The Small Business Administration (SBA) is a federal agency receiving funding from the Department of Commerce. It offers loans, technical programs, and grants to nonprofits and partners like SCORE or women and minority centered organizations. However, as a federal agency, there are limitations to the cultural and community impact the SBA can have, and it is important for community land trusts, CDCs and PDAs to apply tools the SBA developed for cultural settings.
SCORE is a national nonprofit dedicated to connecting small businesses with mentors and technical knowledge. They offer online and in person seminars to help with every facet of starting and operating a small business, along with providing a forum for answering specific questions. Business owners can also request a mentor through the local SCORE chapter, located in downtown Seattle.
Worksource King County is a partner of the American Job Center network, dedicated to providing employers and job seekers access to core development services. They have 22 locations within King County, and are able to connect workers to employers, while providing development assistance to both. They offer free seminars, one on one consulting, and posting access to a free job board, along with connections to resources from the SBA and SCORE. Worksource is well informed about human resource requirements in Seattle, and can help establish best practices for local businesses.
Ventures WA (formerly CASH) is a local nonprofit which offers a similar suite of lending, consulting, and membership services to local businesses. They offer microlending to small businesses, as well as an 8-part class on starting a business, and provide everything in multiple languages to reach additional markets.

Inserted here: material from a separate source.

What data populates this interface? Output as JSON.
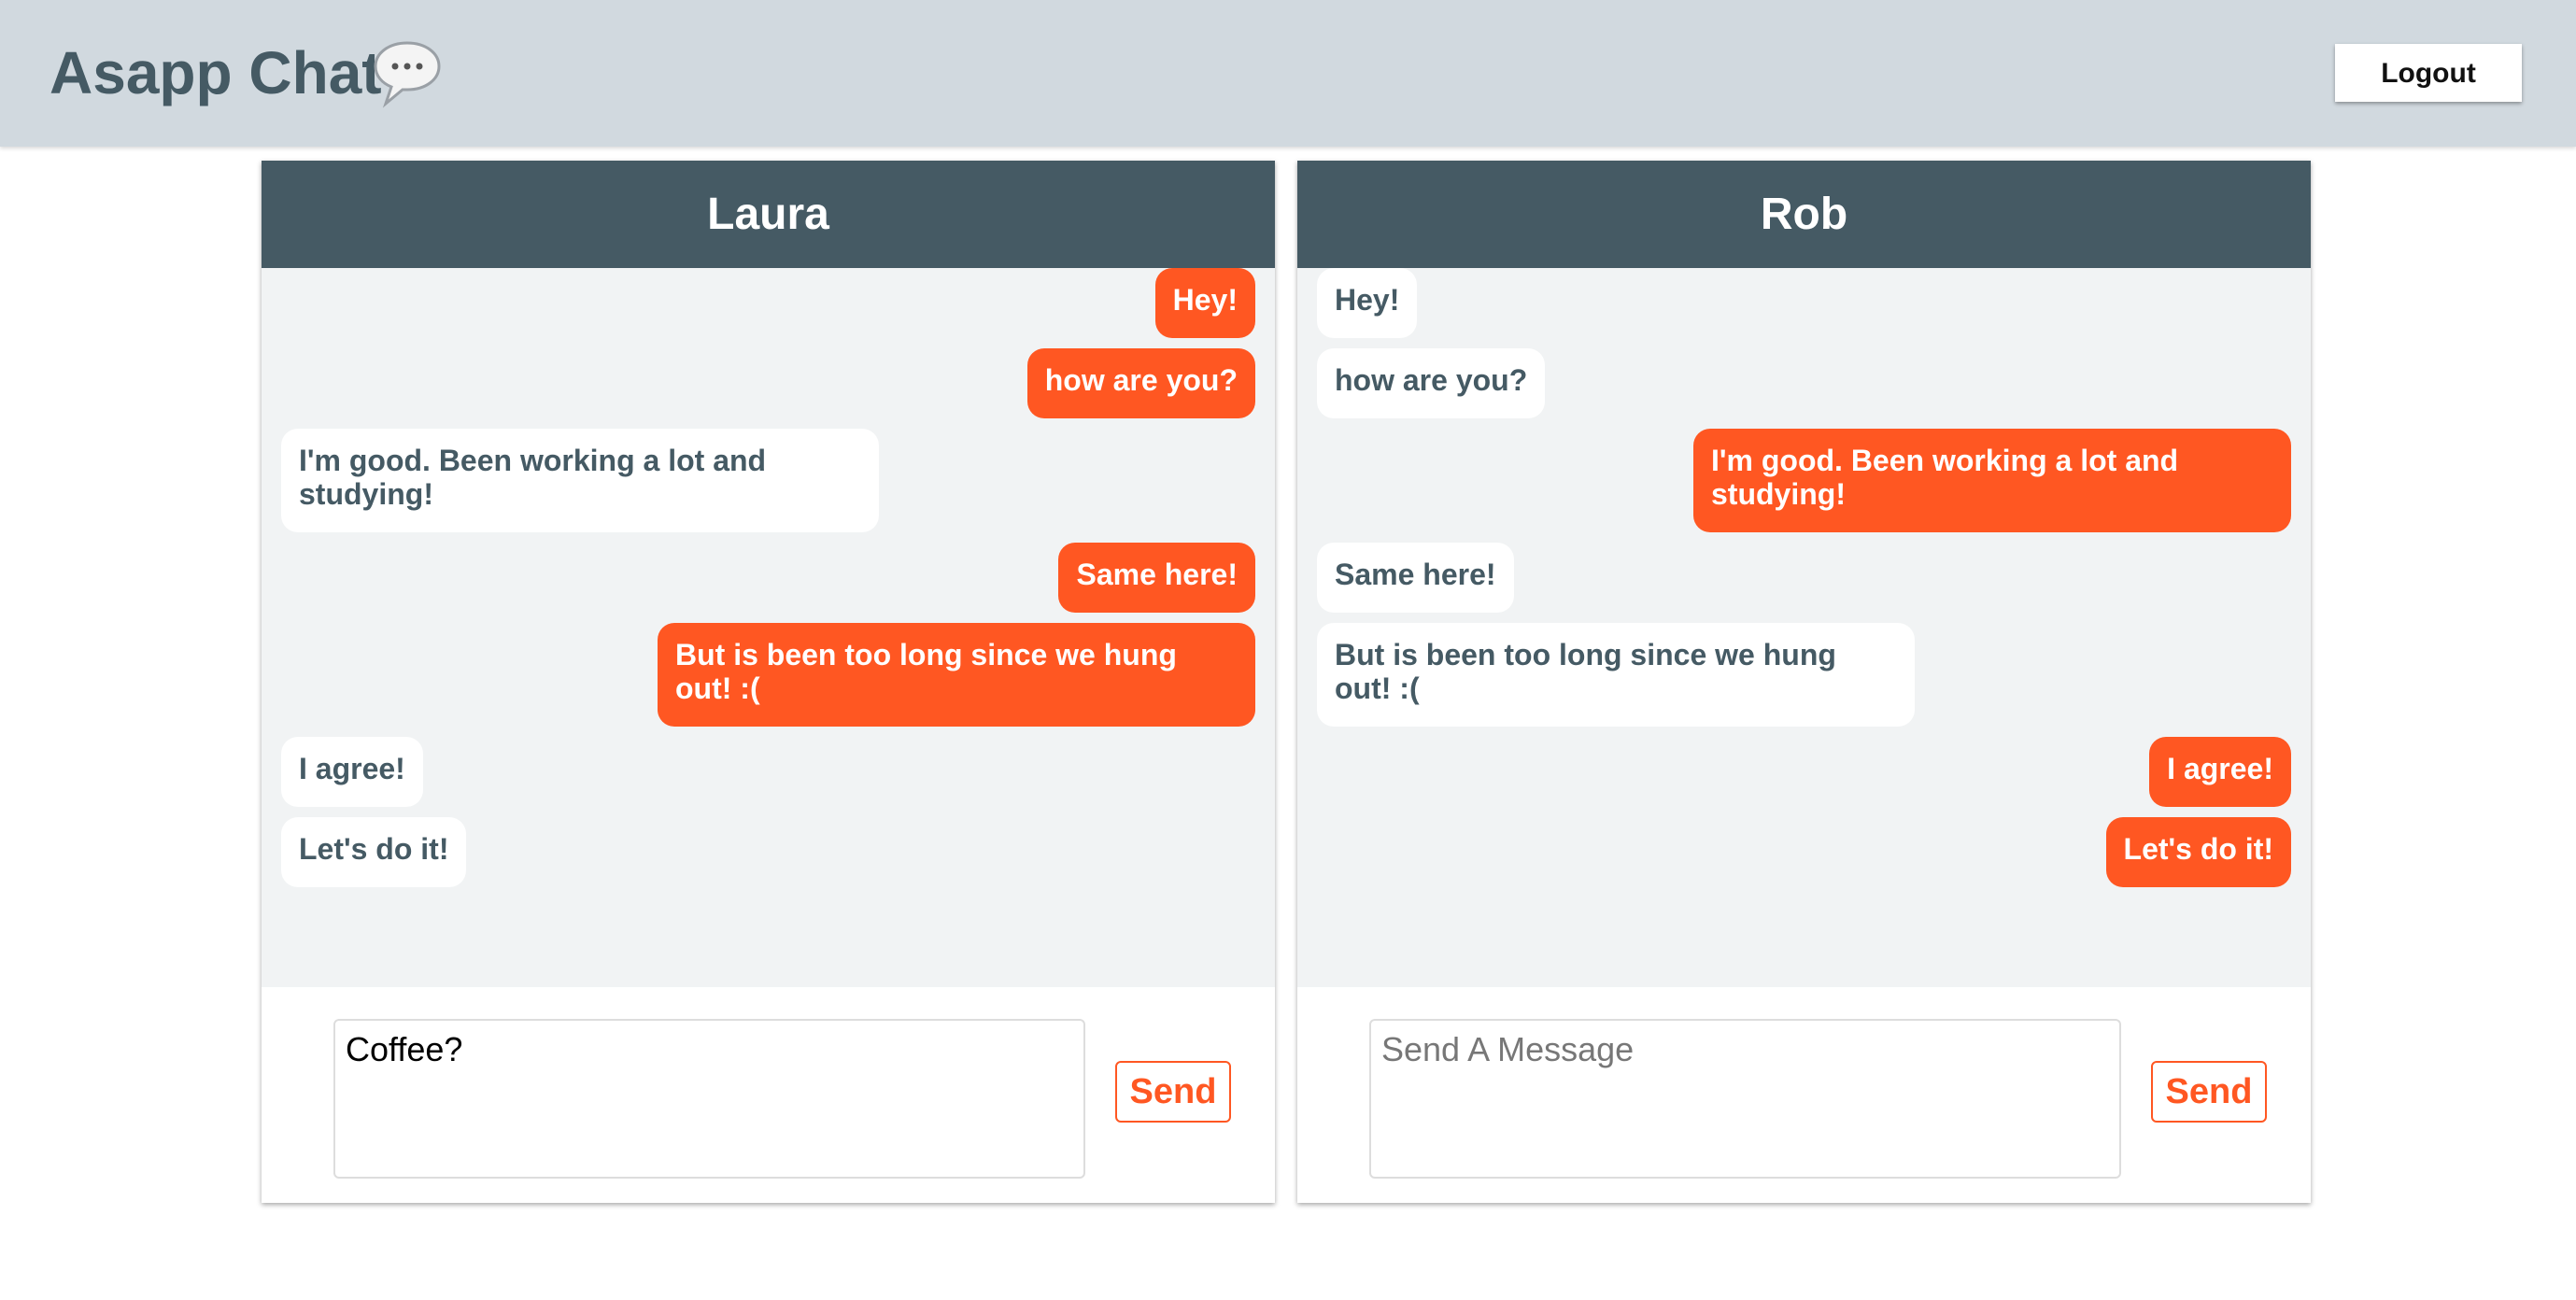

To further lower barriers to starting a business, retail and food incubators are also offered.
Wayfind Legal is a local nonprofit connecting nonprofits and micro businesses to legal assistance, typically through voluntary clinics. They partner with Ventures WA to create small business clinics and offer assistance with non litigative legal issues.
Pinchot University (formerly Bainbridge Graduate Institute) is an alternative university which created the Center for Inclusive Enterprise, an affordable “first step” program designed to reach underrepresented markets. They offer a variety of workshops, trainings, and consultations to help current and potential business owners overcome obstacles, connect to community resources, and succeed.
From a perspective of providing permanently affordable rent, the organizations listed above are ineffective on their own. They exist to provide guidance and support to new and growing businesses, and generally have no access to commercial rental space, other than incubators. Services for entrepreneurs should be viewed as complements to affordable commercial real estate rather than as a substitute. Preventing dislocation while encouraging economic development requires a diverse system of knowledge and support, and funding reflect this need for diversity.
Support organizations do have other limitations related to community development, specifically:
- Generalized programs mean organizations are not always familiar with cultural specifics, and challenges to specific neighborhoods and demographics.
- Assistance is often only provided in English, which limits access to many immigrant entrepreneurs
- Volunteer and nonprofit structure can limit time and resources
- One stop shops: Putting representatives from organizations with access to real estate and assistance programs under one roof.
- Referral Programs: Creating partnerships and referrals between these providers, including up to date contact and program information.
- Existing Relationships: Many of these organizations are already aware of technical assistance programs.
Small Business Administration: Starting and Managing a Business
Center For Inclusive Entrepreneurship at Pinchot University: Enterprise
Worksources King County: Business Services